Erika Harold: Illinois Governor Defends Republican Attorney General Candidate Haunted by 'Anti-gay' Adoption Comments

Erika Harold is running to be the Attorney General of Illinois. Joe Scarnici/Getty Images for Fortune

The governor of Illinois has reaffirmed his endorsement of the Illinois Attorney General candidate who allegedly claimed child abusers make better parents than gay people.

A former Miss America beauty contest winner, Republican candidate Erika Harold is alleged to have made the comments at a 2000 pageant in a behind-the-scenes interview.

Republican governor Bruce Rauner described the scandal as a "political hit job" at a press conference attended by reporters from NBC affiliate Chicago 5. Speaking ahead of the election in the autumn, he described Harold as a "person of great talent and integrity and good will," and added that he thought gay adoption could be a "good option." Rauner did not immediately respond to a Newsweek request for comment.

Multiple sources, including judges and pageant officials, reportedly raised concerns to Chicago 5 about comments Harold made regarding gay parents during the 2000 Miss Illinois pageant.

Governor of Illinois Bruce Rauner called the scandal a "hit job". Alex Wong/Getty Images

Harold—whose mother was a social worker—was reportedly asked by contest officials if, given the choice, she would place a child into foster care with a loving gay couple or a heterosexual couple who were known child abusers.

Three sources allegedly told NBC 5 that she would choose child abusers. One described her comments as "shocking" and said they "stopped the room."

Read more: Why LGBT rights groups are worried about Georgia's Keep Faith in Adoption and Foster Care Act

Harold did not immediately respond to a request for comment.

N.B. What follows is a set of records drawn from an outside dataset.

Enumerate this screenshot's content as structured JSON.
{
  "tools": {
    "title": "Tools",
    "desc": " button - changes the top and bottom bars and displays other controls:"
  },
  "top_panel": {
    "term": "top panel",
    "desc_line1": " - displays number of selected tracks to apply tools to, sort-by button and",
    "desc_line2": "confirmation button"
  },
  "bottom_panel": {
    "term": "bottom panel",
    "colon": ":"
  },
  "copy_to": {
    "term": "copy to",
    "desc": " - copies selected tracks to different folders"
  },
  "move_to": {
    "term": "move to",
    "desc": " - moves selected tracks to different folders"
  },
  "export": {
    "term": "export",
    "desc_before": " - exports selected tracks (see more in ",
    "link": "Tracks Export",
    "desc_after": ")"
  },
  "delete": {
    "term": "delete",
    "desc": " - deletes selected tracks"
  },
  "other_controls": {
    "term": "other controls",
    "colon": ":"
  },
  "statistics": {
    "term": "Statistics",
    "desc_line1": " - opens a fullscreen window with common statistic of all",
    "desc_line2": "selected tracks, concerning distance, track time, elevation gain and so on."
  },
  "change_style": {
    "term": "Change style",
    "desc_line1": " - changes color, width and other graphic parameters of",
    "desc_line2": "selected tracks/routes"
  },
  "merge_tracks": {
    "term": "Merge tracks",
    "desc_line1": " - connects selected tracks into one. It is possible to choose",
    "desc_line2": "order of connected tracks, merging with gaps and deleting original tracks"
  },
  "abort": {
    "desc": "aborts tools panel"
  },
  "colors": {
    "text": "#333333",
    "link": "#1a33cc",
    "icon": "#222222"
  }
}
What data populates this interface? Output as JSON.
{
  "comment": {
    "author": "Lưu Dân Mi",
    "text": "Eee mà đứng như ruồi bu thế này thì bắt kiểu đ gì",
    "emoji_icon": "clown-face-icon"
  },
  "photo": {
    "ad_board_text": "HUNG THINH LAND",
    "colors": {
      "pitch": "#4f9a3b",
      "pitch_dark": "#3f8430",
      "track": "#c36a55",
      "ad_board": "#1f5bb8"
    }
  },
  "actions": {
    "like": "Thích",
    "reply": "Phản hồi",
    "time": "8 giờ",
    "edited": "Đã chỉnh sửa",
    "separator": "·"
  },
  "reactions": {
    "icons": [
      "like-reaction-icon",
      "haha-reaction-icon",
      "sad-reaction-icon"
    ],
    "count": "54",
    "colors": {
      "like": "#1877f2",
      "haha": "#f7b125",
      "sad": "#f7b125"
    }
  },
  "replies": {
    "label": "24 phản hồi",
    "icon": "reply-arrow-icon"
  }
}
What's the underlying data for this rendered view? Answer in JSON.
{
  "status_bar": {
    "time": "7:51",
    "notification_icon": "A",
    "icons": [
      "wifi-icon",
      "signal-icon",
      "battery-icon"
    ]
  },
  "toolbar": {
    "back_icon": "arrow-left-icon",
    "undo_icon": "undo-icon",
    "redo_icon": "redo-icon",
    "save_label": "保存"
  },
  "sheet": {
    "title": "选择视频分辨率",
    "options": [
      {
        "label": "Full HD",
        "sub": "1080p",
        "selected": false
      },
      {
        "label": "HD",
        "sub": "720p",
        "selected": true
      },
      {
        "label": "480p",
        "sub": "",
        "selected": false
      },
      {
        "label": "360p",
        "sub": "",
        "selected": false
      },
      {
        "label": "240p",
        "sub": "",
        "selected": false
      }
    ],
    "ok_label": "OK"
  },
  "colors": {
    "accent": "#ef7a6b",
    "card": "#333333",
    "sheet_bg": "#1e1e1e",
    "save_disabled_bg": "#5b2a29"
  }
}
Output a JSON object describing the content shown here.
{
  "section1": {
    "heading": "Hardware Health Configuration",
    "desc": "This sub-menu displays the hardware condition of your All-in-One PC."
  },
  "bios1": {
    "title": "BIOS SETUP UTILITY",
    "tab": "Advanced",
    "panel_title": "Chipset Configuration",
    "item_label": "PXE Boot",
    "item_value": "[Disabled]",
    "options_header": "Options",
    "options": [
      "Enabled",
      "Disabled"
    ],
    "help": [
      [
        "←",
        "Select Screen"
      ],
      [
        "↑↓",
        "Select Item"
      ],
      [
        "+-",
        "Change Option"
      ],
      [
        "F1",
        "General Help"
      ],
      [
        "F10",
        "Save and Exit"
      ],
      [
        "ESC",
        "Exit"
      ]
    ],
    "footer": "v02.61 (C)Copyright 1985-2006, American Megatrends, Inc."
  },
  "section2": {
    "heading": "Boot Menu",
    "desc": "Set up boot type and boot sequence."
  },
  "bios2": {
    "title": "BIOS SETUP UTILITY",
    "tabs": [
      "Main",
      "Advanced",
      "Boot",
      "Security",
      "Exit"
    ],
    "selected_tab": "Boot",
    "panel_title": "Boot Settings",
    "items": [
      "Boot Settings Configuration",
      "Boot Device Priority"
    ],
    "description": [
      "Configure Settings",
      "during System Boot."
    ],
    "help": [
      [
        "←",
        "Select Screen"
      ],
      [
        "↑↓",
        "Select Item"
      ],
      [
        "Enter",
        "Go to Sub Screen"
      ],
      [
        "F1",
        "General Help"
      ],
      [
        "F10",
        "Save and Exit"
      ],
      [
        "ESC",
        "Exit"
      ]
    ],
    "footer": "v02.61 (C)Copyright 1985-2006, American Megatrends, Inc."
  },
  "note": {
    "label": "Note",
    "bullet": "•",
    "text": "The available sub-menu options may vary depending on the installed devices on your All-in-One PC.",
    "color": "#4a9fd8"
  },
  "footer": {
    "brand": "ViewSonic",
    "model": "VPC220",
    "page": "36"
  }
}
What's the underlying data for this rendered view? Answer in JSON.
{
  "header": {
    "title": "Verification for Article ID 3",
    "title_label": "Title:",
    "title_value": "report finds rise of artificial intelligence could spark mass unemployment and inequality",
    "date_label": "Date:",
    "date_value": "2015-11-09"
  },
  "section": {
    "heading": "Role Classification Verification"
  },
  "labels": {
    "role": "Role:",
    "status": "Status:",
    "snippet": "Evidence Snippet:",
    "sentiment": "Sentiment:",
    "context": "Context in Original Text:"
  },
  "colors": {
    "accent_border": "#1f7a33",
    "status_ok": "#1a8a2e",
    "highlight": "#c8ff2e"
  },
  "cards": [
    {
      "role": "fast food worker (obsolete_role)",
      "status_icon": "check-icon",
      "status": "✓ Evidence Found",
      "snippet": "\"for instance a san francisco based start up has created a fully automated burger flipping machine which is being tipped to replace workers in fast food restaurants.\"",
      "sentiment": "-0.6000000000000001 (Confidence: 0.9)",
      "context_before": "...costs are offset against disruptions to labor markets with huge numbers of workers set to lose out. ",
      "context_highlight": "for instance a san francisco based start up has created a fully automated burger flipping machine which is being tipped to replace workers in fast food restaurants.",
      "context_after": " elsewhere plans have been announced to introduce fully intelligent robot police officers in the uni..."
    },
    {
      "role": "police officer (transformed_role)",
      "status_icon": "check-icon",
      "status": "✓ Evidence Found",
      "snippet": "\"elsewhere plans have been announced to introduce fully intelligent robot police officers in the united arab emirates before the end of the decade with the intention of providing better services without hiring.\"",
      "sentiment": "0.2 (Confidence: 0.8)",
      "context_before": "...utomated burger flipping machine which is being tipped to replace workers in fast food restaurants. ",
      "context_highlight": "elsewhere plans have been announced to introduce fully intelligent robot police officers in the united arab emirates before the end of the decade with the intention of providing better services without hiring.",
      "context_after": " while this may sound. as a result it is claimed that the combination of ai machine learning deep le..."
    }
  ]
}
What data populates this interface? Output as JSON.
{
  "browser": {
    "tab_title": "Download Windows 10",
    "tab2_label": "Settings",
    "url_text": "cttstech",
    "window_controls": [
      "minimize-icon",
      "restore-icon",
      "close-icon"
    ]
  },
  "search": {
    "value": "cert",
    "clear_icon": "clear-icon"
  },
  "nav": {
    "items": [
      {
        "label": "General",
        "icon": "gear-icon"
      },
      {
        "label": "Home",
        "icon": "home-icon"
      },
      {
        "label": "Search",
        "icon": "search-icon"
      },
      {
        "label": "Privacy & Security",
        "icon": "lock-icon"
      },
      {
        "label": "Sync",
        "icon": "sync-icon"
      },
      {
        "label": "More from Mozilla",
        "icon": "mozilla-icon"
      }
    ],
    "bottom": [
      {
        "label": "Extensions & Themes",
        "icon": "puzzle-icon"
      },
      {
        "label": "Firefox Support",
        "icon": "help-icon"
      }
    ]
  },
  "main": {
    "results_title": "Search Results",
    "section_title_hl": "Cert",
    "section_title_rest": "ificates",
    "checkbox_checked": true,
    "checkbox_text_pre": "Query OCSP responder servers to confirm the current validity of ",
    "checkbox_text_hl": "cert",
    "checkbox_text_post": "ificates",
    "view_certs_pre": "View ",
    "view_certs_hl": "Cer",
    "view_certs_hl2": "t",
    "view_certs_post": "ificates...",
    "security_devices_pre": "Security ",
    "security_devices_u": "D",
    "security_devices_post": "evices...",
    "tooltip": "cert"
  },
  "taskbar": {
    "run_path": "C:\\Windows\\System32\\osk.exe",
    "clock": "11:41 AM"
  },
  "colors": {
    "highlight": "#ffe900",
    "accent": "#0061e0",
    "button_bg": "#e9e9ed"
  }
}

Earlier this week, she spoke out against the allegations, telling ABC 7: "I don't remember the specific exchange that was alleged by the anonymous sources."

"What I do remember is that at the time I would not have supported same-sex adoption, but what I want to make very clear is my position today, which is I strongly support same-sex adoption and same-sex foster parenting," she said.

But a pageant official alleged her comments cost her the competition, and "there's no way she does not remember."

Harold countered in the interview with ABC 7 that she became Miss Illinois and Miss America two years after the 2000 contest, and "nobody has a problem at the time with me representing the organization and being a strong ambassador for it."

The current Miss Illinois Scholarship Organization executive director Ashley Hatfield said: "It is troubling that people claiming to be former pageant officials are anonymously attacking former contestants. No one associated with the Miss Illinois Organization is making these claims, and it is not representative of the organization. All current and future contestants should compete without the fear of being anonymously attacked by pageant officials. Erika was an outstanding Miss Illinois and Miss America, and we are proud of her work with our organization."

Pat Quinn, the Democratic candidate for the seat of Illinois Attorney General, said in a statement that Harold's reported views should "alarm everyone in Illinois."

"Ms Harold should know that there is never a situation when it is acceptable to knowingly put children in an unsafe home," he said.

Erika Harold is crowned as Miss American 2003 by former Miss America 2002 Katie Harmon on September 21, 2002. William Thomas Cain/Getty Images

Illinois Collaboration on Youth mirrored Quinn's sentiments, saying in a public statement addressed to all public officials: "There is never a situation when it is acceptable to knowingly put children into a dangerous or unsafe home."

"Children and youth who have been abused or neglected deserve to have their elected officials be their fiercest advocates, protecting their safety and well-being," the statement added.